# What needs to be done
The data must be reproduced verbatim; images are to be omitted.

# Records for this task
[Start of Attachment]
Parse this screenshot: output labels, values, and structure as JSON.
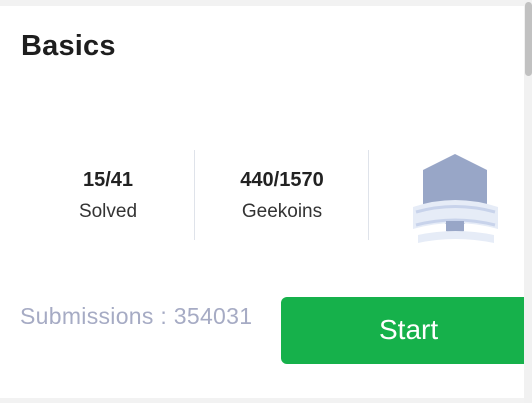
{
  "card": {
    "title": "Basics",
    "stats": [
      {
        "value": "15/41",
        "label": "Solved"
      },
      {
        "value": "440/1570",
        "label": "Geekoins"
      }
    ],
    "badge_icon": "hexagon-badge-icon",
    "submissions": "Submissions : 354031",
    "start_label": "Start"
  },
  "colors": {
    "accent": "#16b14b",
    "muted_text": "#a6abc4",
    "badge": "#98a6c7"
  }
}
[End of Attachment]
# Answer box
Parse this screenshot: output labels, values, and structure as JSON.
{
  "card": {
    "title": "Basics",
    "stats": [
      {
        "value": "15/41",
        "label": "Solved"
      },
      {
        "value": "440/1570",
        "label": "Geekoins"
      }
    ],
    "badge_icon": "hexagon-badge-icon",
    "submissions": "Submissions : 354031",
    "start_label": "Start"
  },
  "colors": {
    "accent": "#16b14b",
    "muted_text": "#a6abc4",
    "badge": "#98a6c7"
  }
}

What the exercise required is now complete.